5. We’ll review all received claim information. This may include information from several claiming parties. Who the benefit is paid to will depend on whether the member nominated a valid beneficiary.
Valid binding beneficiary nomination or a reversionary beneficiary
We’re generally required by law to pay the nominated beneficiary.
We’ll decide who should receive the benefit based on super law, fund rules and the claim information we’ve received.
6. Where there are several potential beneficiaries and depending on the circumstances, we’ll let them know how we propose to pay the death benefit. Potential beneficiaries then have 28 days to lodge an objection if they disagree.
If an objection is received, the benefit cannot be paid until it’s resolved.
7. Where there is no objection, payment is made to the beneficiary/s. The death benefit payable will consist of the member’s account balance and any insured amount (if applicable).
Find out more on how to claim a death benefit (PDF, 684kB)
Who can receive a death benefit?

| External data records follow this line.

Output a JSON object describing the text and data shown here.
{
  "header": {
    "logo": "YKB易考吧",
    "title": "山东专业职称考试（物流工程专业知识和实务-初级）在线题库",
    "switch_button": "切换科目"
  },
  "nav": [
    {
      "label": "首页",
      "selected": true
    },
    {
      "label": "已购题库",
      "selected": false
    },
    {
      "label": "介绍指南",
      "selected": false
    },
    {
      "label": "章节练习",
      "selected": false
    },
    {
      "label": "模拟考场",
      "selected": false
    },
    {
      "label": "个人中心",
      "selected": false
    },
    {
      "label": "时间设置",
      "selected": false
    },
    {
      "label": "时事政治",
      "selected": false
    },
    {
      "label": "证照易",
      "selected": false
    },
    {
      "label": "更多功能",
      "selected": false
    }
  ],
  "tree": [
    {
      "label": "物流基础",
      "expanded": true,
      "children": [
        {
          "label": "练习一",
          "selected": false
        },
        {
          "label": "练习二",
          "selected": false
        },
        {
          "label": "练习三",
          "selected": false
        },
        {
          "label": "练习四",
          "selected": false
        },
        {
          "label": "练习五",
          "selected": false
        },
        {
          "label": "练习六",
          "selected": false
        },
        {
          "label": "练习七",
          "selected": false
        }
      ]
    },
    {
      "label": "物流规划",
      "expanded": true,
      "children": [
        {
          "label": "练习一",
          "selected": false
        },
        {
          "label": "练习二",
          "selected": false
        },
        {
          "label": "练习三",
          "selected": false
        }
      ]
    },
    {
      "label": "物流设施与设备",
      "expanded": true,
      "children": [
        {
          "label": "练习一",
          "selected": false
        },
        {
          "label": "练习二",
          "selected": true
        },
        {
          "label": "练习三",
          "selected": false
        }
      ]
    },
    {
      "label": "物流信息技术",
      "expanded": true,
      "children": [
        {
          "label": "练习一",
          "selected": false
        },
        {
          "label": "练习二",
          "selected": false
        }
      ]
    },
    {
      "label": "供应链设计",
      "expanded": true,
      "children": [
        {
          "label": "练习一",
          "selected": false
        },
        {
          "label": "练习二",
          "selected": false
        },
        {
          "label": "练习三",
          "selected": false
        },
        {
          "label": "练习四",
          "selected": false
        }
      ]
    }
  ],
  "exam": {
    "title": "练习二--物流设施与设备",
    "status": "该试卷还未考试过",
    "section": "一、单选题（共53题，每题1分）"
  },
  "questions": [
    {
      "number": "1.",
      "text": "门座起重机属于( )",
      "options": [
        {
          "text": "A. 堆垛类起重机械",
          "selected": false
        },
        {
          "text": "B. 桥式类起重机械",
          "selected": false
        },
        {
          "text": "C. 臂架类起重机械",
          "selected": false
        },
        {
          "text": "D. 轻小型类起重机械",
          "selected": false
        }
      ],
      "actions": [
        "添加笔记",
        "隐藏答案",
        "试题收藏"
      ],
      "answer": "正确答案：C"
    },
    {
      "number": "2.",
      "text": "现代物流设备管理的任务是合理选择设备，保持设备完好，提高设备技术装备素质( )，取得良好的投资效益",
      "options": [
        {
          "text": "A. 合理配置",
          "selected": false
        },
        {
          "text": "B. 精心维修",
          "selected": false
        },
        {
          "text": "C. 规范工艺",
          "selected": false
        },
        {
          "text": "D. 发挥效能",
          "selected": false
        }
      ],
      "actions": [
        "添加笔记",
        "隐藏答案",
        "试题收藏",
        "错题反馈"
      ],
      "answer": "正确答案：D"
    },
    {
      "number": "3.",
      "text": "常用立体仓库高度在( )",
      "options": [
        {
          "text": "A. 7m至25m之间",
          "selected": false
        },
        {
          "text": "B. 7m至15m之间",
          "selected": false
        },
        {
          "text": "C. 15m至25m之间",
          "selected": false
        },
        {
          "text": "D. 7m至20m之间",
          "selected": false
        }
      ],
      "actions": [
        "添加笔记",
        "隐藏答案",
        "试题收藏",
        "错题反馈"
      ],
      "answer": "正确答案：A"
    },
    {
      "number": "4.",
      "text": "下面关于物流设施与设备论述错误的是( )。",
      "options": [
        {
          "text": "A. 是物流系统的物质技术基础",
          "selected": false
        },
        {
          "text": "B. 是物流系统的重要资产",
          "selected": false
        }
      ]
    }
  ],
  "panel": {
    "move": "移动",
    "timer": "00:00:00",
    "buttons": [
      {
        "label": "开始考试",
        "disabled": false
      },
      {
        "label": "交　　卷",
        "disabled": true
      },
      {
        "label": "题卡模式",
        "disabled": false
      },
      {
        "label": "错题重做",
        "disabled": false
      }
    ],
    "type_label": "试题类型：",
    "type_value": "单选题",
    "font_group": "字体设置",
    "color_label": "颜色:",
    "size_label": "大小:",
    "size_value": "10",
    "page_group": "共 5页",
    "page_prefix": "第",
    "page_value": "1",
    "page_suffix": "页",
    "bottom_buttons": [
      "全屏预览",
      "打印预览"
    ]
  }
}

When a member dies, generally a super death benefit can only be paid to their dependants and/or their legal personal representative. This is usually the executor or administrator of their estate.

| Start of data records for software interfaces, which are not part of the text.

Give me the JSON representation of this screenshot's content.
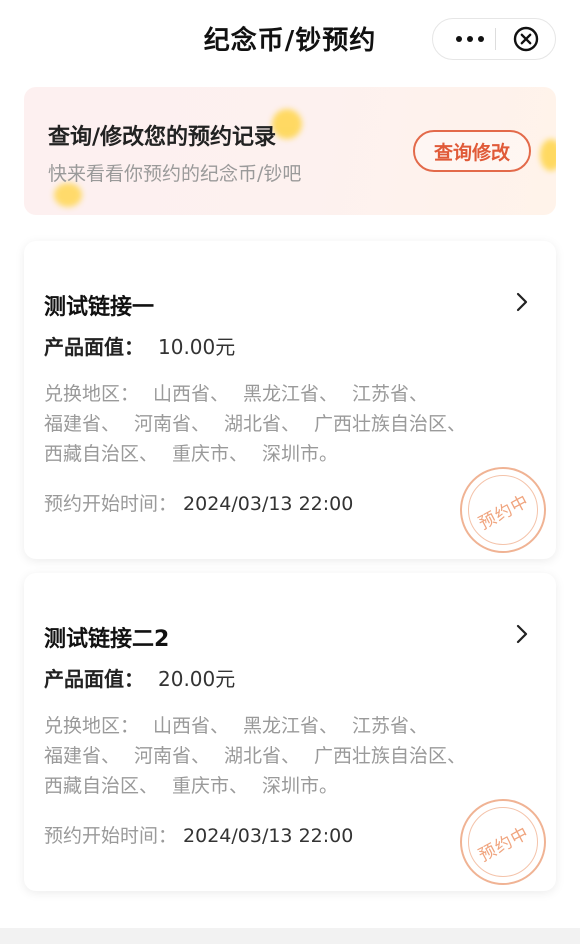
{
  "header": {
    "title": "纪念币/钞预约",
    "more_icon": "more-dots-icon",
    "close_icon": "close-circle-icon"
  },
  "banner": {
    "title": "查询/修改您的预约记录",
    "subtitle": "快来看看你预约的纪念币/钞吧",
    "button_label": "查询修改",
    "accent_color": "#e05a38"
  },
  "cards": [
    {
      "title": "测试链接一",
      "face_value_label": "产品面值：",
      "face_value": "10.00元",
      "region_label": "兑换地区：",
      "regions": [
        "山西省、",
        "黑龙江省、",
        "江苏省、",
        "福建省、",
        "河南省、",
        "湖北省、",
        "广西壮族自治区、",
        "西藏自治区、",
        "重庆市、",
        "深圳市。"
      ],
      "time_label": "预约开始时间：",
      "time_value": "2024/03/13 22:00",
      "status": "预约中"
    },
    {
      "title": "测试链接二2",
      "face_value_label": "产品面值：",
      "face_value": "20.00元",
      "region_label": "兑换地区：",
      "regions": [
        "山西省、",
        "黑龙江省、",
        "江苏省、",
        "福建省、",
        "河南省、",
        "湖北省、",
        "广西壮族自治区、",
        "西藏自治区、",
        "重庆市、",
        "深圳市。"
      ],
      "time_label": "预约开始时间：",
      "time_value": "2024/03/13 22:00",
      "status": "预约中"
    }
  ]
}
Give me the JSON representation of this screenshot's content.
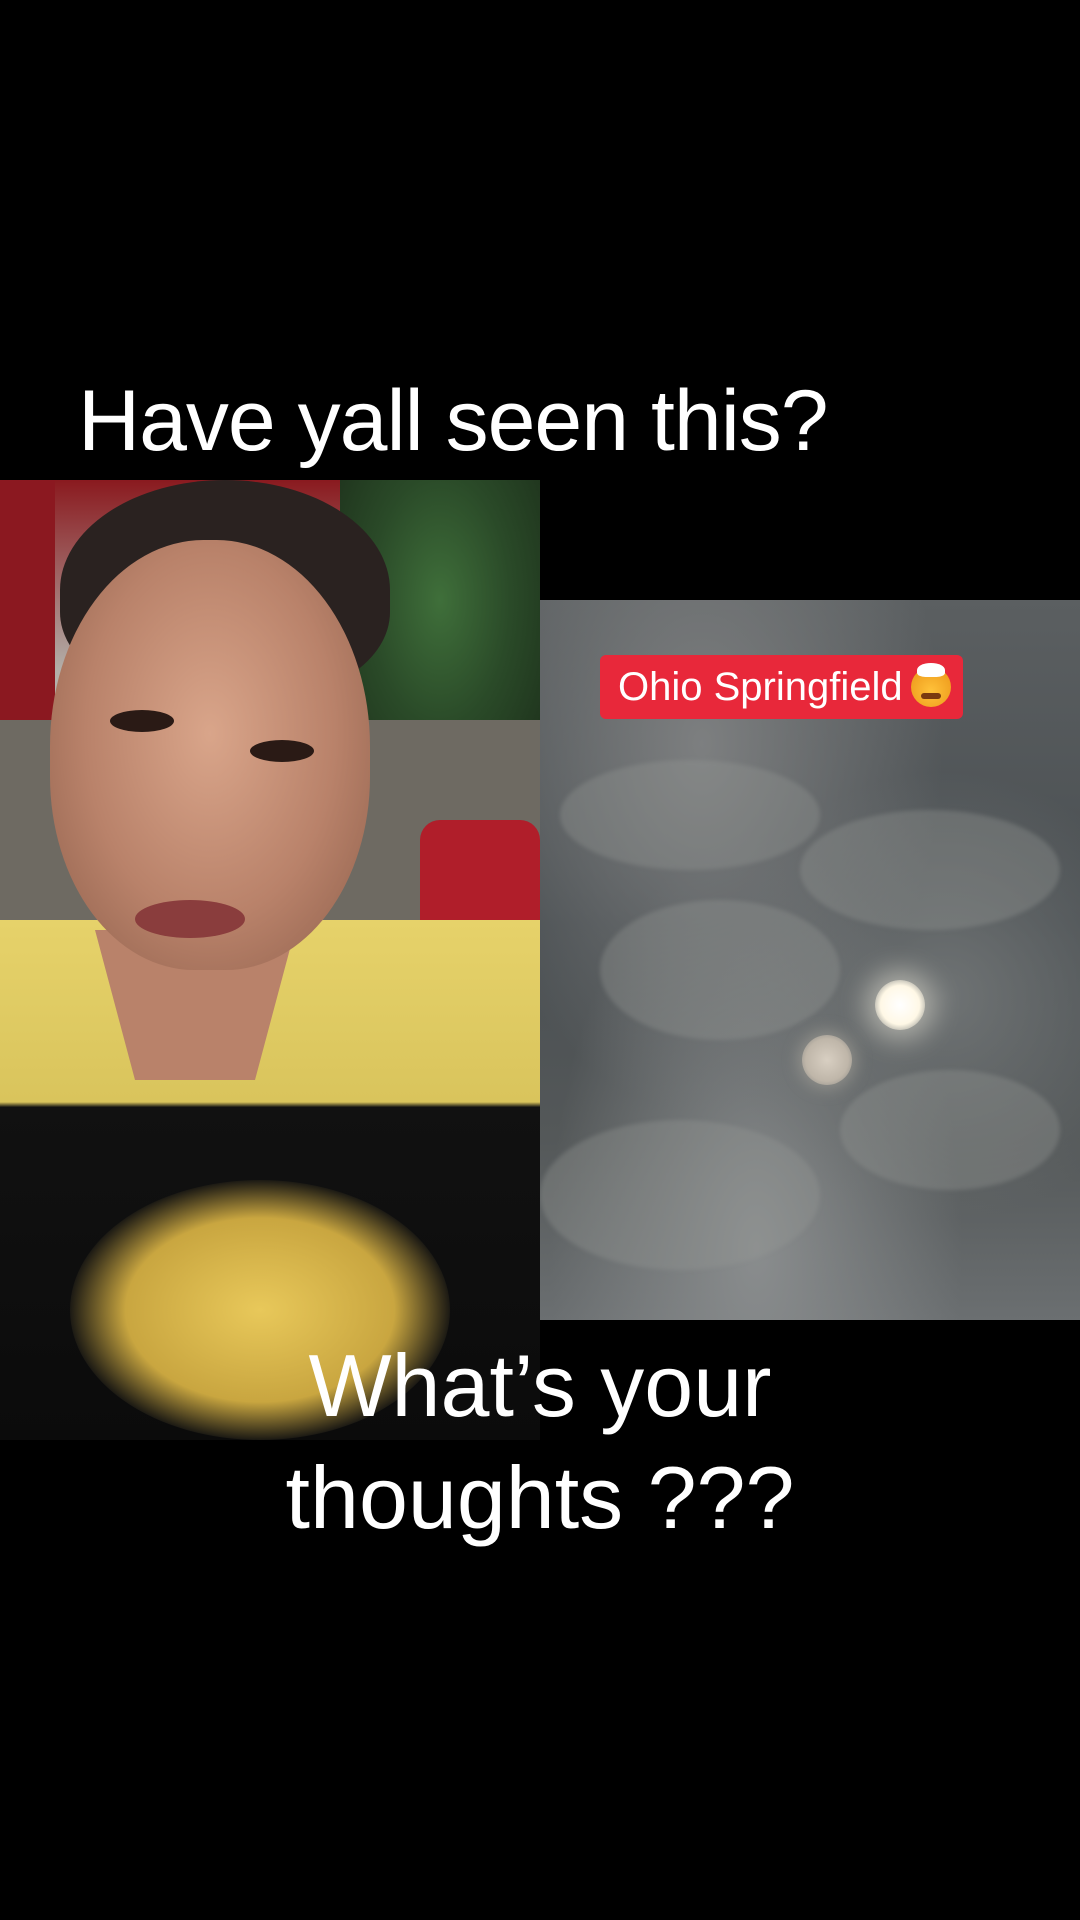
{
  "captions": {
    "top": "Have yall seen this?",
    "bottom_line1": "What’s your",
    "bottom_line2": "thoughts ???"
  },
  "sky_panel": {
    "tag_text": "Ohio Springfield",
    "tag_emoji": "exploding-head-emoji",
    "tag_color": "#e8283a"
  },
  "colors": {
    "background": "#000000",
    "caption_text": "#ffffff"
  }
}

If we can’t locate a legal personal representative or a dependant, only then can we consider paying the benefit to another person.
Under superannuation law, a dependant can be:

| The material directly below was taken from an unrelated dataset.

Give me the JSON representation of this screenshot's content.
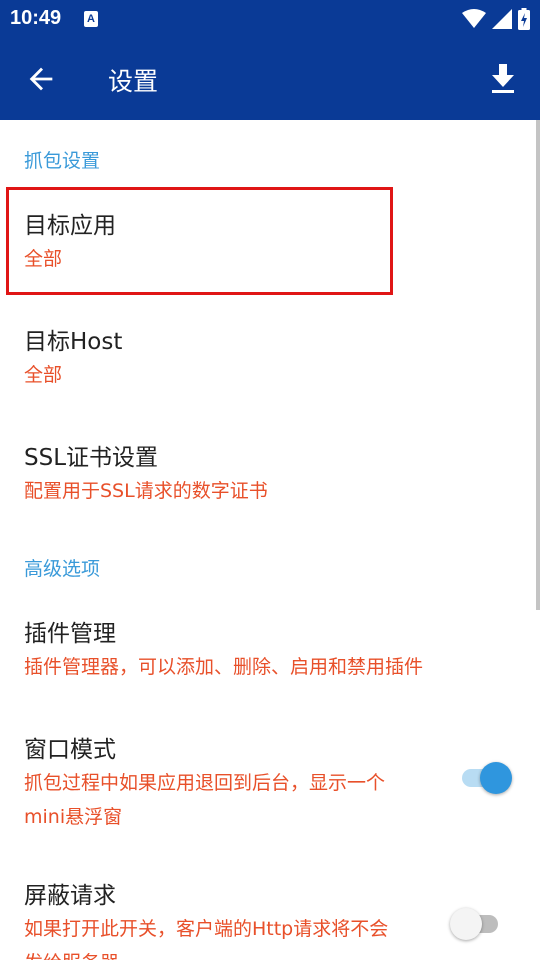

- a spouse or de facto spouse
- a child, including a stepchild, adopted child, or the child of a spouse
- a financial dependant, or
- a person with whom the member was in an interdependency relationship with.
Adult children can receive a member’s death benefit. Minor children and financially dependent children will be considered first.
Tax on death benefits
A lump sum benefit paid to a dependant for tax purposes is generally tax free.
How we define a dependant for tax purposes is different to the definition that we use when deciding where to pay a death benefit. A dependant for tax purposes includes:
- a spouse, former spouse or a de facto spouse
- children under age 18
- a person with whom the member had an interdependency relationship, and
- any other person who was financially dependent on the member.
If we pay the legal personal representative, we don’t deduct tax. The legal personal representative is then responsible for managing the estate’s tax affairs.
If you’re not a dependant for tax purposes, it’s very likely you will have to pay tax on the benefit. Exactly how much will depend on factors like what kinds of contributions were made into the account and whether or not the super fund deducted tax from contributions and earnings.
Case study: Tax on death cover
Alec has $100,000 in his super balance and death cover of $750,000. He has a total benefit of $850,000 payable in the event of his death. The binding death benefit nomination on his account tells us to pay 100% of his benefit to his adult child, Ruth. As Alec’s child, Ruth is considered a dependant under super law and fund rules.
Alec passes away unexpectedly. As there was a valid binding nomination on his account, Ruth receives Alec’s total death benefit. Ruth was not financially dependent on her father at the time of his death, so she is not considered a dependant for tax purposes. Ruth will have to pay tax on the benefit.